While delaying preventive care may be a reasonable choice for patients to make during a pandemic, especially if the disruptions are short-lived, there’s even evidence suggesting people are avoiding emergency care too. An early April survey of nine major hospitals showed the number of severe heart attacks being treated in hospitals had declined by nearly 40 percent since the onset of the pandemic. The Boston Globe reported hospitals in the Boston area and across the country are seeing a precipitous drop in emergency room cases — by 40 percent or more.
As the global pandemic continues indefinitely, chances are the healthcare system — that is, physician practices, hospitals, health plans and even employers — are going to need to do more to encourage patients to return to doctor’s offices for preventive and chronic care, whether that’s in person or for a virtual visit. That’s where the digital front door — a strategy to know and engage with patients at every major touchpoint of the patient journey — can help.

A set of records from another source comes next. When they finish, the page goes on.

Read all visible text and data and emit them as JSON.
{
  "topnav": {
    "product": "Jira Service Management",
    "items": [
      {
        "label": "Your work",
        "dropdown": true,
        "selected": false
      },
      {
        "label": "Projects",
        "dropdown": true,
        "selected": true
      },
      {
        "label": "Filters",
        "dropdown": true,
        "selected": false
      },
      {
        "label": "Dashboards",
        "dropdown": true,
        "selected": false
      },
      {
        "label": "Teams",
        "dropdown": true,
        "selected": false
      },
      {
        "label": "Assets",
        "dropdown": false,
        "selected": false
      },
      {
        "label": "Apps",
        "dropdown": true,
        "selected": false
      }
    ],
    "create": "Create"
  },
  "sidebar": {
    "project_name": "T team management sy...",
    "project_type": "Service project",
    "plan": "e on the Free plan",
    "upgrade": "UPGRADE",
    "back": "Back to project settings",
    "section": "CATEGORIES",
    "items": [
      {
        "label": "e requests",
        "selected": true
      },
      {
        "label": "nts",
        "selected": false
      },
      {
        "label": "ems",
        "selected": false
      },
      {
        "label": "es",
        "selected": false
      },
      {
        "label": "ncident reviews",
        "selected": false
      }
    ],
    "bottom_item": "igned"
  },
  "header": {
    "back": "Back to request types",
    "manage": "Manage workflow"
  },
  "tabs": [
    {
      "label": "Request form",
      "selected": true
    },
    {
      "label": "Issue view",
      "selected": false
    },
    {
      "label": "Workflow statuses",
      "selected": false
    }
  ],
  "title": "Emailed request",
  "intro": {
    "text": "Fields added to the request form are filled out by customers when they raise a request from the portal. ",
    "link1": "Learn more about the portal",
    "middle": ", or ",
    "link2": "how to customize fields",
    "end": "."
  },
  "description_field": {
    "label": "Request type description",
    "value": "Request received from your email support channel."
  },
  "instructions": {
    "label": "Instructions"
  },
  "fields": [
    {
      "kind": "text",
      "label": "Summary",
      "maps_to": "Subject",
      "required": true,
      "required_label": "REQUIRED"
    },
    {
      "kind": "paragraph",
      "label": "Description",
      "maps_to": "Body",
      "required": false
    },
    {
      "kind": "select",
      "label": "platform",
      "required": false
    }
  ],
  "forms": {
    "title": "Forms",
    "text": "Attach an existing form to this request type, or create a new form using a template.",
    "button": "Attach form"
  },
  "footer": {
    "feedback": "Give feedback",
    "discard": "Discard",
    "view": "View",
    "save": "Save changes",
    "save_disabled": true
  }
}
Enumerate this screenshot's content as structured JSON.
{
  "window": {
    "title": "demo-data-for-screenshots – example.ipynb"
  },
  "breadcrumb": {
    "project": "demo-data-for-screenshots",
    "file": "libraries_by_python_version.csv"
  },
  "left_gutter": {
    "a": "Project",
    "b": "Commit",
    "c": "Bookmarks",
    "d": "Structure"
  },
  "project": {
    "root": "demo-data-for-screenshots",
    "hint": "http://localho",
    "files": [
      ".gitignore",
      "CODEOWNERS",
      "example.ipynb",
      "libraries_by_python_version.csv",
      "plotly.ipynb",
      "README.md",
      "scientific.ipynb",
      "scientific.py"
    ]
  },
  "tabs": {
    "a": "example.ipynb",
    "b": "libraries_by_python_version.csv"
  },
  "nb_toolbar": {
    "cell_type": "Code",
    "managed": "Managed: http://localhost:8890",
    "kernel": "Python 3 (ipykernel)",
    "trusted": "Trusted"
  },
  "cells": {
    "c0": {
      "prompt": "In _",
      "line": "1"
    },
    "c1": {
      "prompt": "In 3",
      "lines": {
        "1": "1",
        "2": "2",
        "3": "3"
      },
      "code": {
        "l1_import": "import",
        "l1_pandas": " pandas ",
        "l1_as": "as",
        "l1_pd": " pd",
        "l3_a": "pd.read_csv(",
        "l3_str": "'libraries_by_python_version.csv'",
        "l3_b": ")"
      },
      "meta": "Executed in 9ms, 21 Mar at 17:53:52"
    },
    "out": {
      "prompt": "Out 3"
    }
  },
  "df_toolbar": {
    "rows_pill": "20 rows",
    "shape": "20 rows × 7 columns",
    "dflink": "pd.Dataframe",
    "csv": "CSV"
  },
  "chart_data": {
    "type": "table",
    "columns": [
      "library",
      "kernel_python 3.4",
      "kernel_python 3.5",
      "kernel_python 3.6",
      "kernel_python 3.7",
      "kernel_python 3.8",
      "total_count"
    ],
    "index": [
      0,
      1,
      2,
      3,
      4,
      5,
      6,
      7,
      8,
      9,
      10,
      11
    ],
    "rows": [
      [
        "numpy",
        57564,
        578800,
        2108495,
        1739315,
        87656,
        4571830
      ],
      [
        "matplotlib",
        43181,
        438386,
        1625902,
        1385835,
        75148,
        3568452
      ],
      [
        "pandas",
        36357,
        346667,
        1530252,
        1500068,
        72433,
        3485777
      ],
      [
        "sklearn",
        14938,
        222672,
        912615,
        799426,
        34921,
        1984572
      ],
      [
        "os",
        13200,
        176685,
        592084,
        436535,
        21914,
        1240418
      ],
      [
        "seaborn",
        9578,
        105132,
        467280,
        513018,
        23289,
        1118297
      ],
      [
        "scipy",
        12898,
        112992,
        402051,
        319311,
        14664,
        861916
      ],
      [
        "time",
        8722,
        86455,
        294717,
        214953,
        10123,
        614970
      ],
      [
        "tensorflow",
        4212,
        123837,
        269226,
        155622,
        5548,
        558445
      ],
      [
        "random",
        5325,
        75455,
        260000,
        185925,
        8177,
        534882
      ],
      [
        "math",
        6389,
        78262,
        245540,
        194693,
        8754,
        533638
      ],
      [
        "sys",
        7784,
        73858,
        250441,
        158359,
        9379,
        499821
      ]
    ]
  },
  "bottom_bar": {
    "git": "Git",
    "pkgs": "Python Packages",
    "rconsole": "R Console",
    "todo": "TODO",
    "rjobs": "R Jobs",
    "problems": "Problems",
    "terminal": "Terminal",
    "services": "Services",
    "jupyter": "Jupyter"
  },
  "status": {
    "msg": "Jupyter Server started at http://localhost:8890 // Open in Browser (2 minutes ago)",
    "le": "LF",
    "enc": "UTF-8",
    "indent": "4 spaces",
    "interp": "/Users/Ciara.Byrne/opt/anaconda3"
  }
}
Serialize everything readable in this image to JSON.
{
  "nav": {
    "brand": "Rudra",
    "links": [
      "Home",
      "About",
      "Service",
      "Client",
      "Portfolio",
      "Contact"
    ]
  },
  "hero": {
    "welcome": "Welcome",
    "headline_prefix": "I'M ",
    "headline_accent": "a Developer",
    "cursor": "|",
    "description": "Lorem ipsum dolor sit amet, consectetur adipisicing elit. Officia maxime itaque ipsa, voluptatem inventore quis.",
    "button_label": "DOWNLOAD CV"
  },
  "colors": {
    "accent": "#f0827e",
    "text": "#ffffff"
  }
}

Imagine Lucy, a 40-something mother of two teenagers, is called by her health plan in late May to check in and remind her to schedule preventive care appointments for children and herself. Lucy’s health plan has already deployed a digital front door strategy so when Emily, a member services advocate, reaches Lucy, she’s immediately able to see that Lucy is overdue for preventive care related to her diabetes diagnosis.
Emily conveys the importance of regular care to prevent the debilitating complications many diabetics experience, and Lucy agrees to make an appointment with her primary care doctor. Emily goes one step further, and offers to arrange an appointment at a time that works with Lucy’s schedule. When Lucy relays her fear about returning to the doctor’s office, Emily shares all of the extra precautions the practice is taking including temperature checks in the parking lot, more time between appointments and less people in the waiting room, masks for all staff and patients and enhanced cleaning. Nevertheless, Lucy remains reluctant to schedule an in-person visit so Emily schedules a virtual visit with her doctor, arranges for her to have blood pressure checked at the pharmacy in her local grocery store, and ensures her doctor’s office is aware of Lucy’s fears.
That’s the digital front door, combined with telehealth, in action.